Exercise goal: All lines in the records that carry the string "Desktop" are to be shown.

---------- Records shown ----------

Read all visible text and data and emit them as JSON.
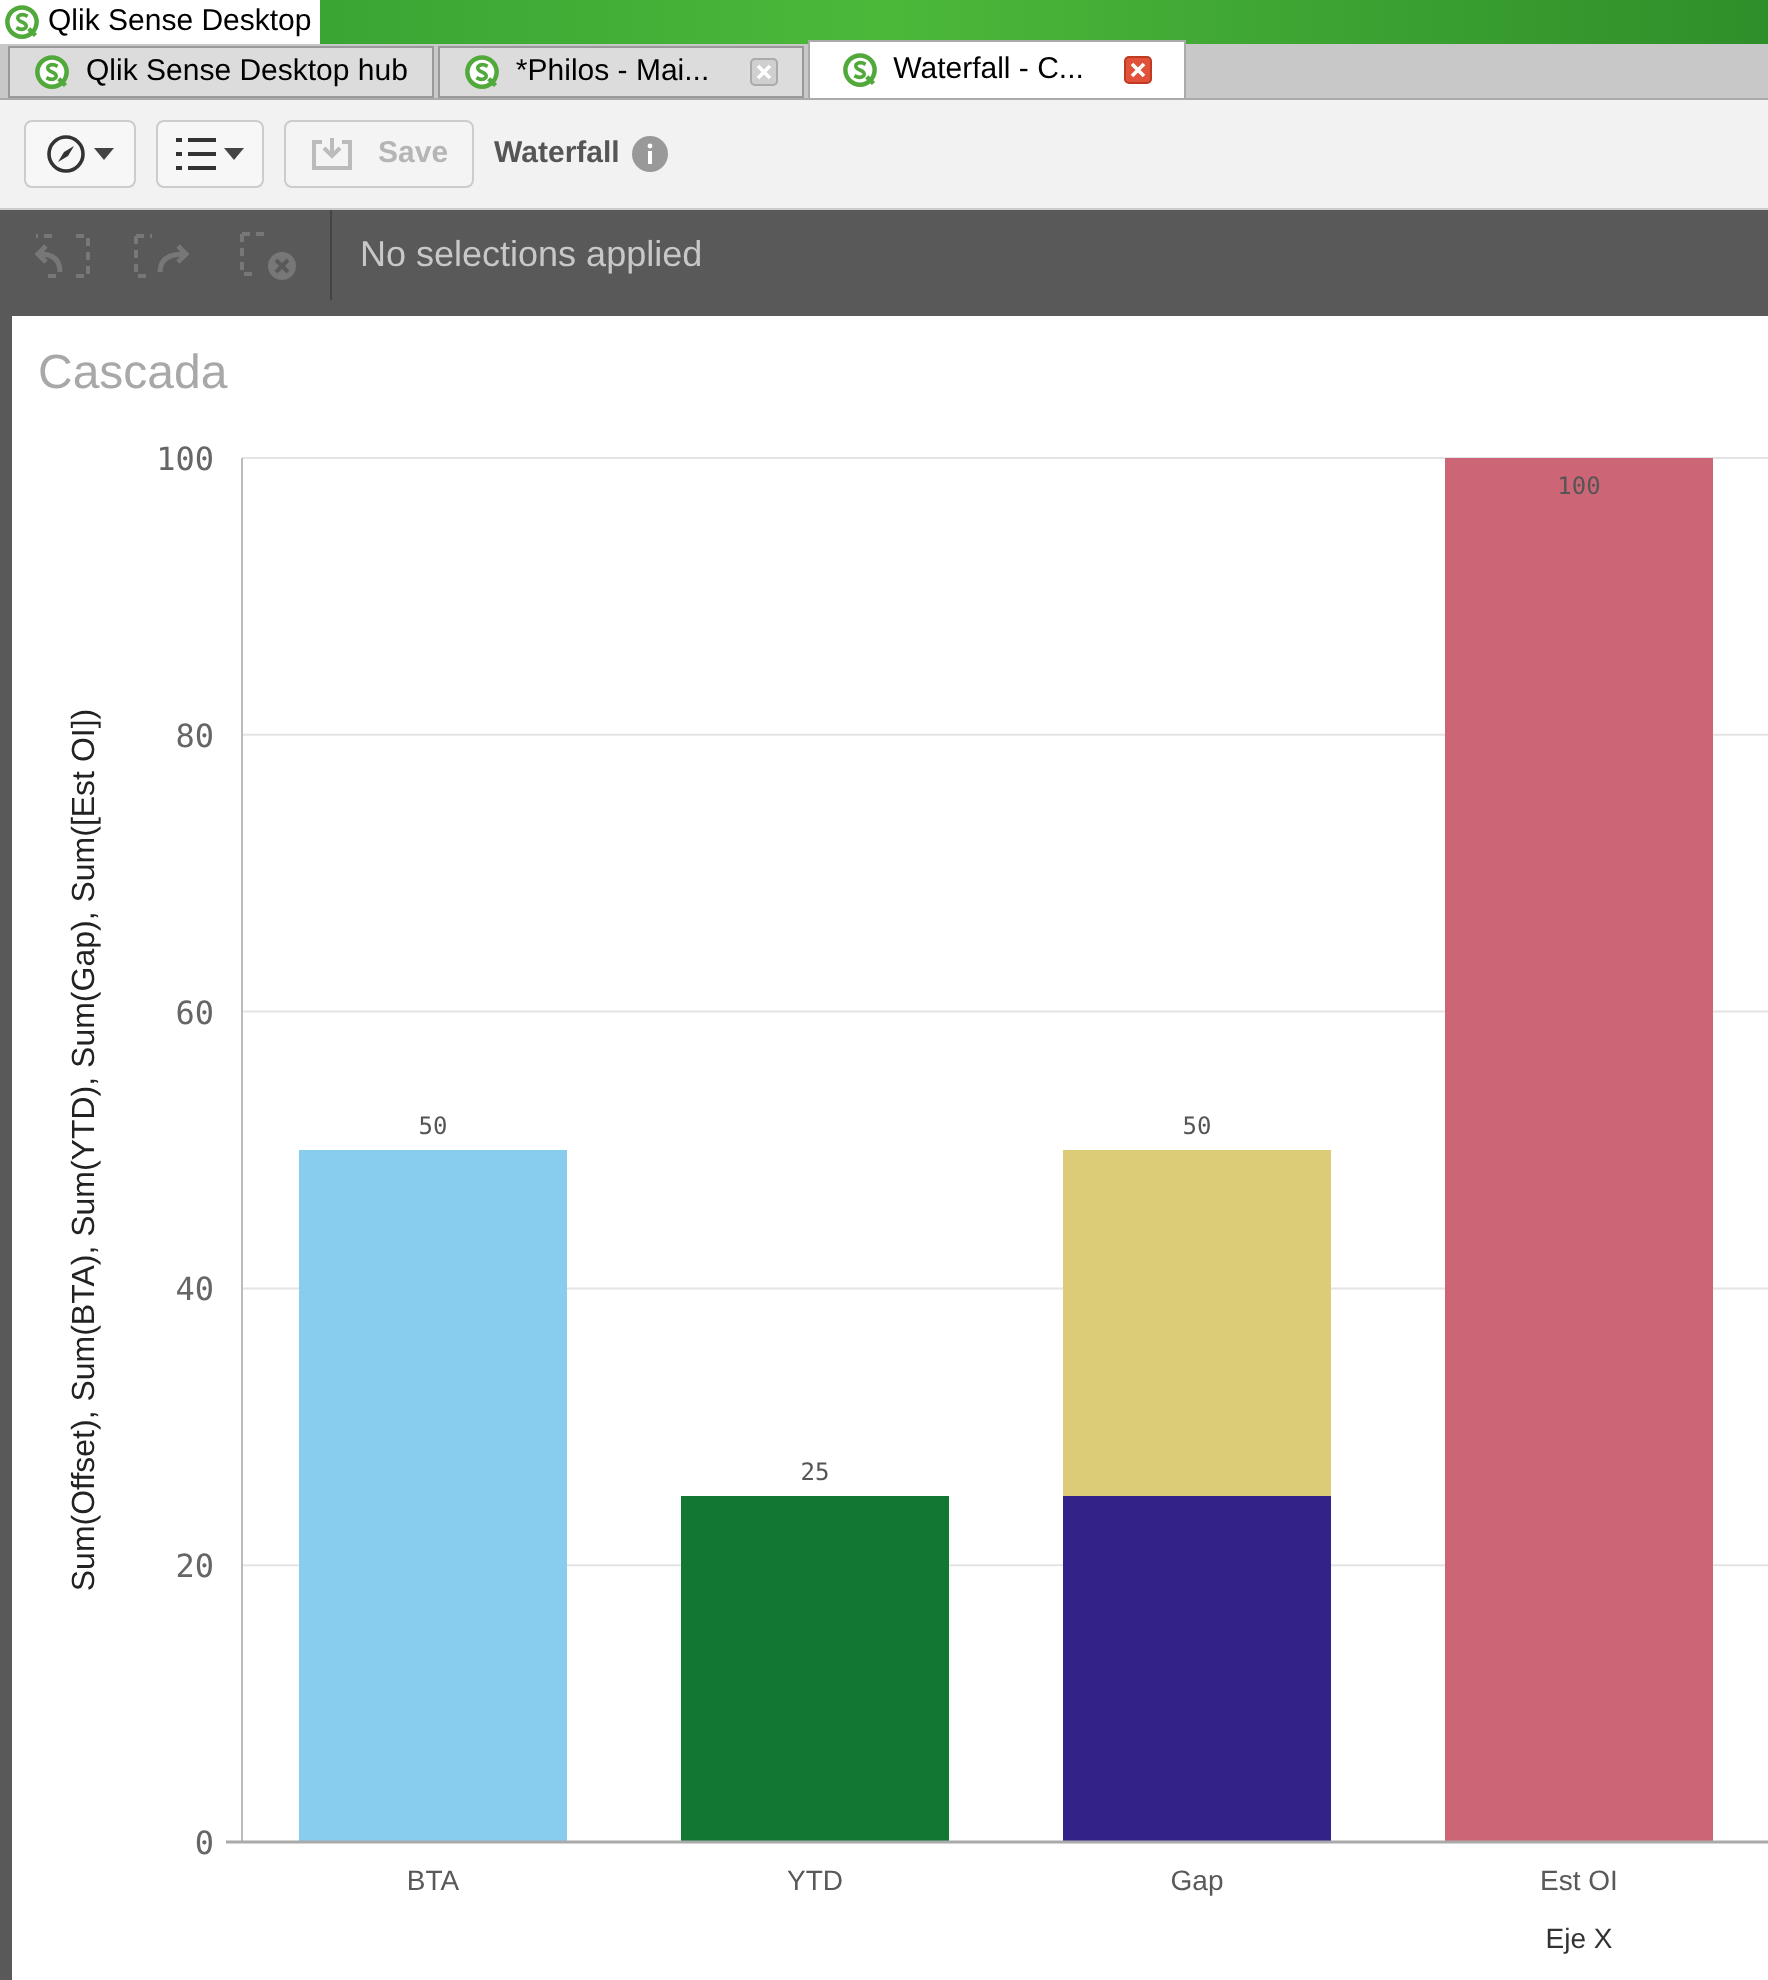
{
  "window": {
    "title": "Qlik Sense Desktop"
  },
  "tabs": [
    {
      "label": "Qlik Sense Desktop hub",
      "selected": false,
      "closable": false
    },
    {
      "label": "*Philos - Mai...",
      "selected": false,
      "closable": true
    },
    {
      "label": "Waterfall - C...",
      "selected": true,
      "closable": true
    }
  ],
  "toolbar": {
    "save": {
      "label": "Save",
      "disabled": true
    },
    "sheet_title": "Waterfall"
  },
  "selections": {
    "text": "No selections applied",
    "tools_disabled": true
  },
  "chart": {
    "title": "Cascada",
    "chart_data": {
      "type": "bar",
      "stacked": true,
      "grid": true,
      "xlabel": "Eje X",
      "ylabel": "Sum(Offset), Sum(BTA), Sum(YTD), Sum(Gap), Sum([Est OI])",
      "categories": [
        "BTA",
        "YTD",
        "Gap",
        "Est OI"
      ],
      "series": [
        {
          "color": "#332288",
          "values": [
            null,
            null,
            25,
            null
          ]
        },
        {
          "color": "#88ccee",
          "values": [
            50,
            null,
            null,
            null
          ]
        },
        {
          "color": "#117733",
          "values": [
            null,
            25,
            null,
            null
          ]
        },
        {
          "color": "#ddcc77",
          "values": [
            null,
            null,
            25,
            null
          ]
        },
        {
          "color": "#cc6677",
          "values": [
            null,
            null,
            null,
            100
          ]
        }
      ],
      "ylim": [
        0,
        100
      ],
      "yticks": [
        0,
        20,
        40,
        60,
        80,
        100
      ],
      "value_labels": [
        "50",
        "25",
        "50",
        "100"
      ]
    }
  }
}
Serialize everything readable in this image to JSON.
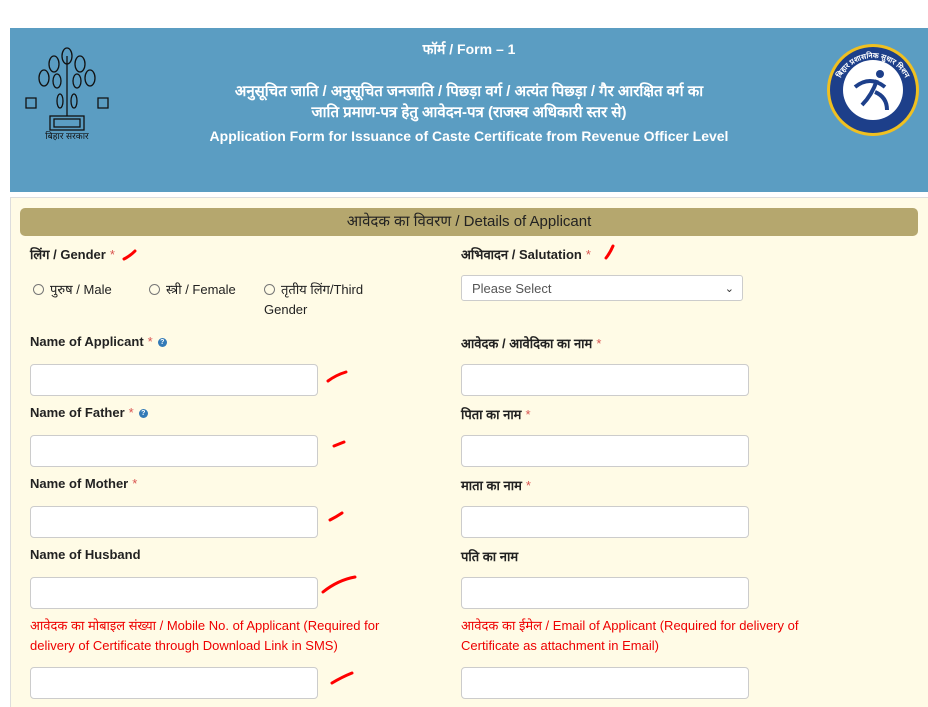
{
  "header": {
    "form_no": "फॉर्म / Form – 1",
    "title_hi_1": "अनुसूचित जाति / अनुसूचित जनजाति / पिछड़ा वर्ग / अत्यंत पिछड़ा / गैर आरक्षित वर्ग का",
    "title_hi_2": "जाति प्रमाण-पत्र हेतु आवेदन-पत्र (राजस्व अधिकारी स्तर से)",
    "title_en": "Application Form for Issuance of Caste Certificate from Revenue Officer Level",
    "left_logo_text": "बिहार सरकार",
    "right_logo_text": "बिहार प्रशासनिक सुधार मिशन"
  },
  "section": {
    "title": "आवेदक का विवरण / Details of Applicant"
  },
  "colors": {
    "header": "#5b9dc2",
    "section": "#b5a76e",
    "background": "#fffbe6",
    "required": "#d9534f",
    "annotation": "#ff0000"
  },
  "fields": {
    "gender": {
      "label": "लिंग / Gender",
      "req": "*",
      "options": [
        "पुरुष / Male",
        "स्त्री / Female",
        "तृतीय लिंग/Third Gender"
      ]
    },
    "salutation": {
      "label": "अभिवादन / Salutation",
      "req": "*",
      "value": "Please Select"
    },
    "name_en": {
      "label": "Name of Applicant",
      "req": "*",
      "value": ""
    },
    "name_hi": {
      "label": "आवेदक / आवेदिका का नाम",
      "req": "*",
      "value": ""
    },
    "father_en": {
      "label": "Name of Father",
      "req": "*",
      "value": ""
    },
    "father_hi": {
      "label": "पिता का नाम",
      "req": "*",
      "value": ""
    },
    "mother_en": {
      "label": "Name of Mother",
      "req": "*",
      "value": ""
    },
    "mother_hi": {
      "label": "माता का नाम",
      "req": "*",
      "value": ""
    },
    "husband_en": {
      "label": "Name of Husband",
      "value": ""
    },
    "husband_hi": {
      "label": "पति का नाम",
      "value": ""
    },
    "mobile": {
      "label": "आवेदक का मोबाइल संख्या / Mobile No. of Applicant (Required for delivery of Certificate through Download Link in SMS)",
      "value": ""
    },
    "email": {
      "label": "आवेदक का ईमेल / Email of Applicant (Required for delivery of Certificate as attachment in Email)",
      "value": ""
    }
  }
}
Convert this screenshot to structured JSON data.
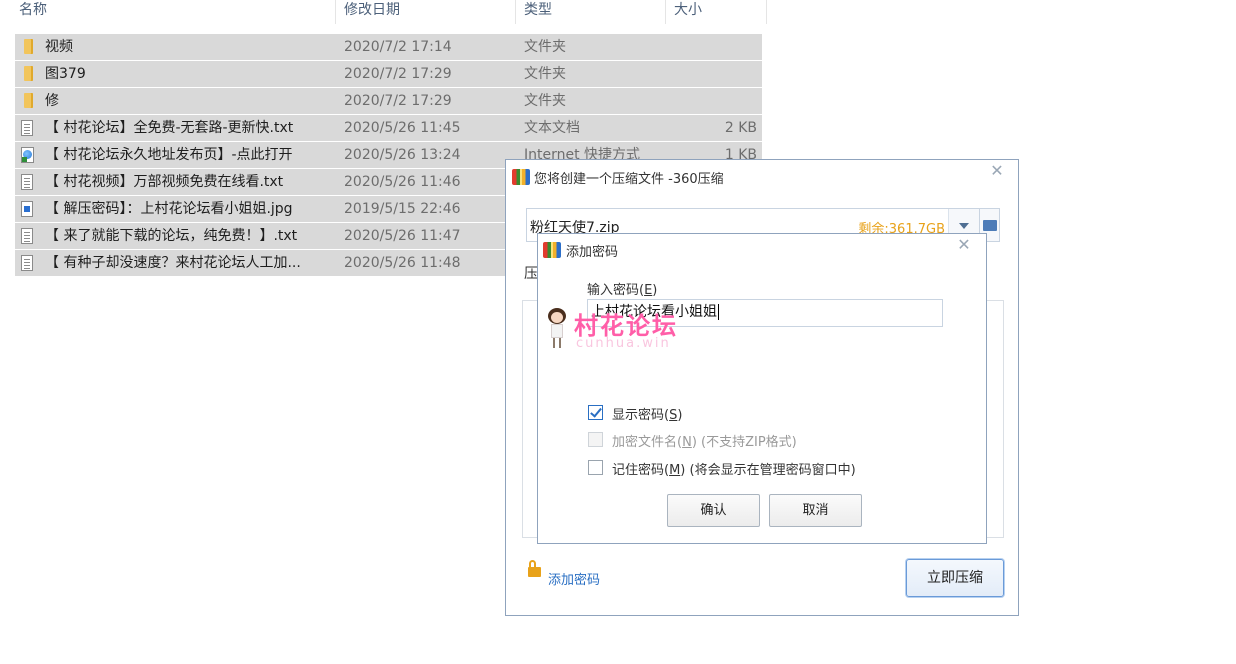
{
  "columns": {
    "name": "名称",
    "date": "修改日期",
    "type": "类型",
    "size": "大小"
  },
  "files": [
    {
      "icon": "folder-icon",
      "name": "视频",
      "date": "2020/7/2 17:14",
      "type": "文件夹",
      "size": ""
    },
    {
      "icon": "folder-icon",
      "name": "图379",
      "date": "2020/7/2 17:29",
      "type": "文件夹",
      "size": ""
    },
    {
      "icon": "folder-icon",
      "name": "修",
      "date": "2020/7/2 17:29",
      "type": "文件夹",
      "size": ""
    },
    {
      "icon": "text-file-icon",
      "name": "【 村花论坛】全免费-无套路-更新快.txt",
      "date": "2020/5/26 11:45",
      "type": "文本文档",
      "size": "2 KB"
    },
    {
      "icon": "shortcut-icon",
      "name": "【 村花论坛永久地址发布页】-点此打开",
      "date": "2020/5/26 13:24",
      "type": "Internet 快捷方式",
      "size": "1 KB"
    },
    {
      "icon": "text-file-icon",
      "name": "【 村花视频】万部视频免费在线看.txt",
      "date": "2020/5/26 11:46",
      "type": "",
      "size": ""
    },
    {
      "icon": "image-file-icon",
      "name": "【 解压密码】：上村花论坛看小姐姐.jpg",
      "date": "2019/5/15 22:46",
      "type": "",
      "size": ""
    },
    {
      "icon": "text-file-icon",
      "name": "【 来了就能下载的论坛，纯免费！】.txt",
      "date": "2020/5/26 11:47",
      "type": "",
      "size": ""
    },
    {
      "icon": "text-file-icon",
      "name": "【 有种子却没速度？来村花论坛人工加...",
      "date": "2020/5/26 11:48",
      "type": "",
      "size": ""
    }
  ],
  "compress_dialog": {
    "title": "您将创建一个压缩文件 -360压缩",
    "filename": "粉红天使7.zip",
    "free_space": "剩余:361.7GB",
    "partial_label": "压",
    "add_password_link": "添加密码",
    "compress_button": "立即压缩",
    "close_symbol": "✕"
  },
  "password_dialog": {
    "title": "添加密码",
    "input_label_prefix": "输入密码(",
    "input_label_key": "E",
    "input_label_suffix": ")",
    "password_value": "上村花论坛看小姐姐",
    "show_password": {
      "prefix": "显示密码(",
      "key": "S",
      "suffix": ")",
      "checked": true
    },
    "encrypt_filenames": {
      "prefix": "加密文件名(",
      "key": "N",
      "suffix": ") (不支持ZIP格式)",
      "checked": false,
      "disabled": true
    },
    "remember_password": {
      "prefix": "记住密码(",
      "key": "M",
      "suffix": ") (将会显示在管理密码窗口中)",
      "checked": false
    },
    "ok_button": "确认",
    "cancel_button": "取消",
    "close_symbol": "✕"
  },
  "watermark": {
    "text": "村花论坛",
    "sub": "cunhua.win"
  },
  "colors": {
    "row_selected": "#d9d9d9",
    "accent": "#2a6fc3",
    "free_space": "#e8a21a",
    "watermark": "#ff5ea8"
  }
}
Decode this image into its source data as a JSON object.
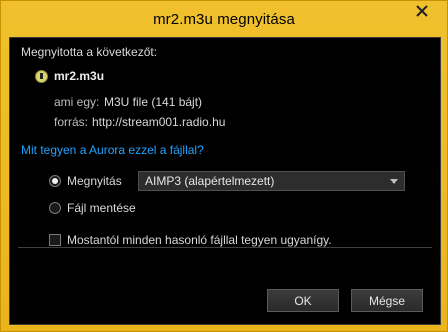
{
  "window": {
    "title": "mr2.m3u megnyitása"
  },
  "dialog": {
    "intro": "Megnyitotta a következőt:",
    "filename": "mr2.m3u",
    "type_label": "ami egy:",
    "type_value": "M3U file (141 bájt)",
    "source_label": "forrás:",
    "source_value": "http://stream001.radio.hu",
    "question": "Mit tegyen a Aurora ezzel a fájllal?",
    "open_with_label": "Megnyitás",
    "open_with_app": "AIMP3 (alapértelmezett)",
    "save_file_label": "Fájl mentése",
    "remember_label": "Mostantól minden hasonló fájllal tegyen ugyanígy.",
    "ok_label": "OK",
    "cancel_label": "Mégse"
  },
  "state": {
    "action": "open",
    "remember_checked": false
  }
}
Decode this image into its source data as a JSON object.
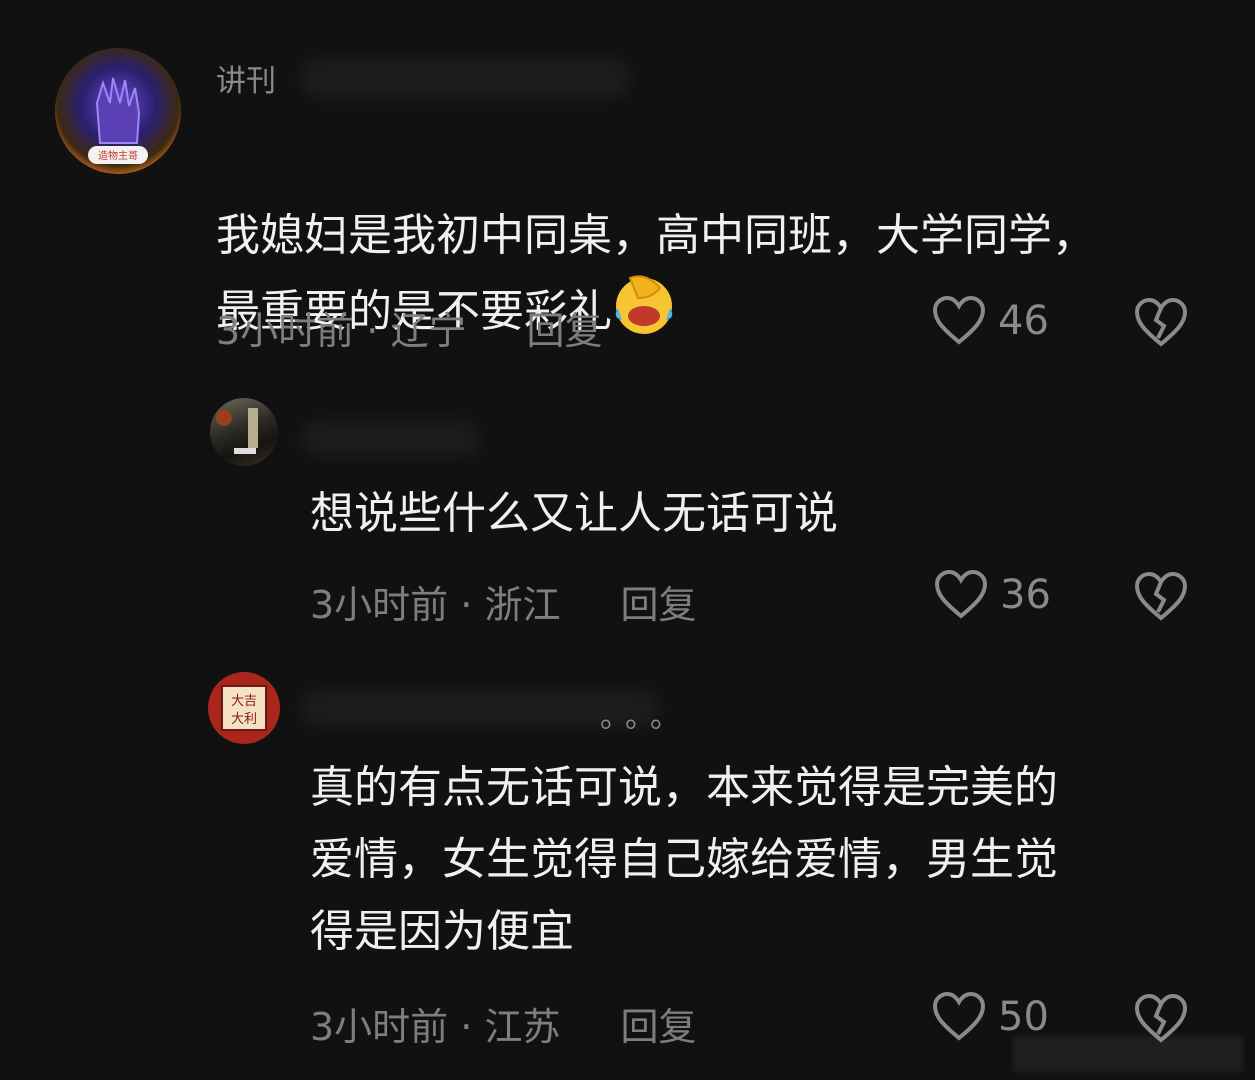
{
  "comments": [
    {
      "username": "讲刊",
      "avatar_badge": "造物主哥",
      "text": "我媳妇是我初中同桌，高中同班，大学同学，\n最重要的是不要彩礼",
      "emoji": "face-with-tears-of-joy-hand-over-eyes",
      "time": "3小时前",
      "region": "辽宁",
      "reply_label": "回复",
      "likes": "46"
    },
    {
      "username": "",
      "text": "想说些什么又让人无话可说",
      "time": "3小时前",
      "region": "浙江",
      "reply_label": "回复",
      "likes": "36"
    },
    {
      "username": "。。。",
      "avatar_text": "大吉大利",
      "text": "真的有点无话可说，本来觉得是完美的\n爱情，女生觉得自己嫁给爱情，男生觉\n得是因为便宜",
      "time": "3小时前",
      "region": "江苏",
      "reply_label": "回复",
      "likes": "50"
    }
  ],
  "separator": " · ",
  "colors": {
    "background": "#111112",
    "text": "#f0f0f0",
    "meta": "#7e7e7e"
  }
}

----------

Solution to this task:
    "title": "Qlik Sense Desktop"
      "label": "Qlik Sense Desktop hub",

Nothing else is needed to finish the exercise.